The peaking of conservatism is seen in Gallup's polling as well. Over the course of 2017, 69% of Republicans called themselves conservative. That's up from the 62% of Republicans who said they were conservative in 2001. It's not statistically different from the 70% of Republicans who identified as conservatives at the end of the last decade, however.
While conservatism growth may have stunted in the Republican electorate, the nominee they chose to lead their party in 2016 was arguably the least conservative in the last 40 years. In Gallup's pre-election poll on the subject, 47% of Americans said Republican Donald Trump was conservative, and 19% called him liberal. The difference between the percentage of Americans who called Trump conservative and liberal -- 28 percentage points -- was the lowest I could find in CBS News/New York Times or Gallup polling for any Republican nominee since at least 1976, when polling on the subject first began.
Trump's nomination came when there were plenty of conservative options. Republican voters passed on Sen. Ted Cruz when the Texan was one of the last candidates standing between Trump and the nomination. Wisconsin Gov. Scott Walker was forced out of the race a few months after entering it.
While conservatism may have peaked among Republican, liberalism is clearly on the rise among Democrats. More Democrats (48%) self-identified as liberal in the 2016 General Social Survey than in any other General Social Survey taken since 1974. In Gallup's 2017 data, a record 50% of Democrats said they were liberal. That was a 20 percentage point rise from 2001, when only 30% of Democrats said they were liberal.

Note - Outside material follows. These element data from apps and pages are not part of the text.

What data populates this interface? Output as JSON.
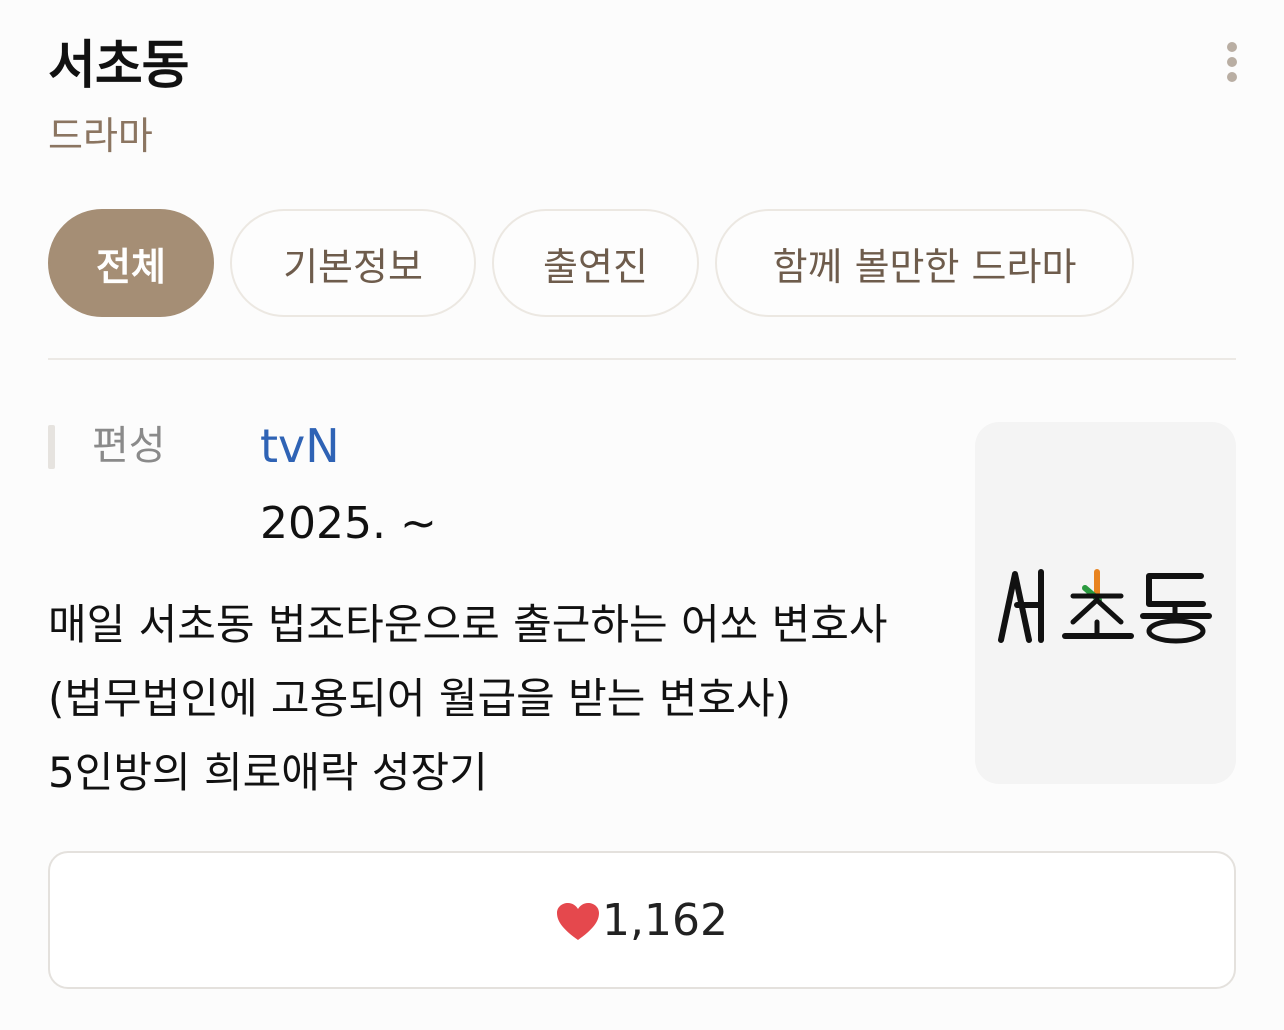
{
  "header": {
    "title": "서초동",
    "subtitle": "드라마"
  },
  "more_icon": "vertical-ellipsis-icon",
  "tabs": [
    {
      "label": "전체",
      "active": true
    },
    {
      "label": "기본정보",
      "active": false
    },
    {
      "label": "출연진",
      "active": false
    },
    {
      "label": "함께 볼만한 드라마",
      "active": false
    }
  ],
  "info": {
    "label": "편성",
    "broadcaster": "tvN",
    "air_date": "2025. ~"
  },
  "synopsis": "매일 서초동 법조타운으로 출근하는 어쏘 변호사(법무법인에 고용되어 월급을 받는 변호사) 5인방의 희로애락 성장기",
  "poster": {
    "logo_text": "서초동",
    "accent_colors": [
      "#e8831f",
      "#2a9a3f"
    ]
  },
  "like": {
    "icon": "heart-icon",
    "count": "1,162",
    "color": "#e5484d"
  },
  "colors": {
    "accent": "#a58e75",
    "link": "#2f63b5",
    "subtitle": "#8b7561"
  }
}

The rise of liberalism among Democrats has all but wiped out conservative Democrats. Back in 2001, they made up 25% of Democrats in Gallup polling. That's dropped by nearly half, to only 13% in 2017.
The combination of all these forces led to an all-time high -- since Gallup first tracked it in 1992 -- of 26% of all Americans identifying as liberal in Gallup's polling. An all-time low of 35% of Americans called themselves conservative.
The change in the Democratic electorate has been reflected well in its nominees for president. As an example, look at the difference between Bill and Hillary Clinton. When Bill Clinton first ran for president in 1992, 38% of Americans said he was liberal in a CBS News/New York Times poll and 42% of them said he was liberal in a Gallup survey. In 2016, 58% of Americans said Hillary Clinton was liberal in a Gallup survey.
When you combine CBS News/New York Times data, Hillary Clinton and Barack Obama were the most liberal Democratic nominees for president since at least 1976. And although Trump was seen as the most liberal Republican nominee in at least 40 years, the record for a Democratic nominee being called conservative is still held by Jimmy Carter from 1980 (i.e. the first Democrat in our data set).
Indeed, the Democratic field for president in 2016 was probably the most liberal on record in the last 40 years. Clinton was battling it out with a self-described socialist, independent Sen. Bernie Sanders of Vermont, who got 43% of the primary vote. Back when Bill Clinton was running in 1992, his two chief rivals were Paul Tsongas, who wanted to tackle the budget deficit, and Jerry Brown, who proposed a flat tax. The only somewhat conservative candidate in the Democratic field of 2016, Jim Webb, a former US senator from Virginia, dropped out of the race early on and said he wouldn't vote for Clinton.
As we head into the 2020 campaign, the potential Democratic nominees seem to be falling over each other in trying to move to the left. Sens. Cory Booker of New Jersey, Kirsten Gillibrand of New York and Kamala Harris of California have voted with the President's agenda 15% of the time or less. Gillibrand, who once was a moderate member of Congress from upstate New York, has voted with him a record low 8% of the time.
We'll see if the Democratic electorate responds to this liberalism. As Trump showed, sometimes an ideologically polarized electorate makes a surprising choice.